*TASK ITEM*:
Copy every line of the data that includes the string "label".

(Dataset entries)
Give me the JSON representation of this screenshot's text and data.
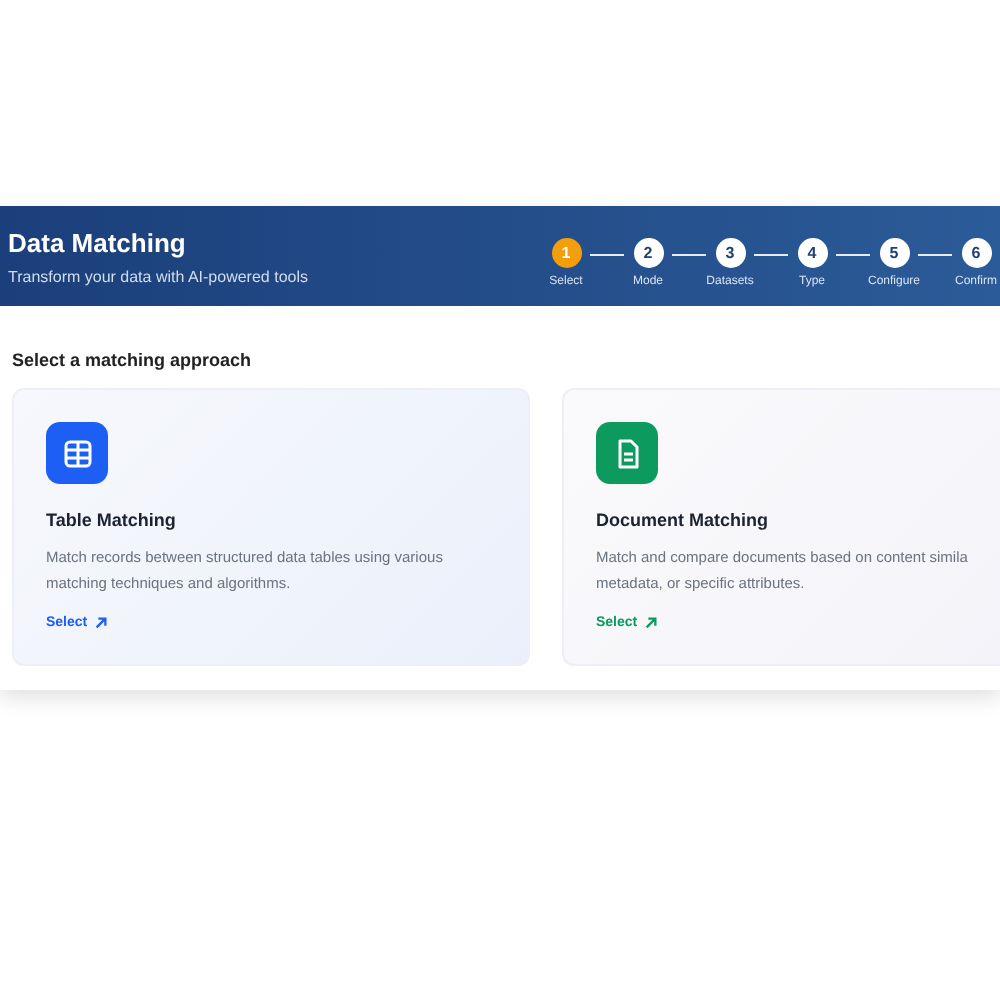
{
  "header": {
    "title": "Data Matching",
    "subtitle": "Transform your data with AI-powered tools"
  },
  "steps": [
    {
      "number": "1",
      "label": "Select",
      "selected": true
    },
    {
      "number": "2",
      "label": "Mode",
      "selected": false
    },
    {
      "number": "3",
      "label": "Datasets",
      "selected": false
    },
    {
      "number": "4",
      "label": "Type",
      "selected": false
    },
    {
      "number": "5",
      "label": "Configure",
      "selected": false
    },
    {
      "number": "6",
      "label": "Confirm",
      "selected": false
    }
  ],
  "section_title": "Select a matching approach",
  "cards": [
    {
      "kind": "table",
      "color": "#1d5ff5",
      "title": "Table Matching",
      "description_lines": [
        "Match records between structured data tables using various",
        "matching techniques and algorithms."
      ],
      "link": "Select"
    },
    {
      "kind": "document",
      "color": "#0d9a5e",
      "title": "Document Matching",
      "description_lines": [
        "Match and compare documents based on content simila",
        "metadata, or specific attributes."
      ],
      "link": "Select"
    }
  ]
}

*TASK RESULT*:
      "label": "Select",
      "label": "Mode",
      "label": "Datasets",
      "label": "Type",
      "label": "Configure",
      "label": "Confirm",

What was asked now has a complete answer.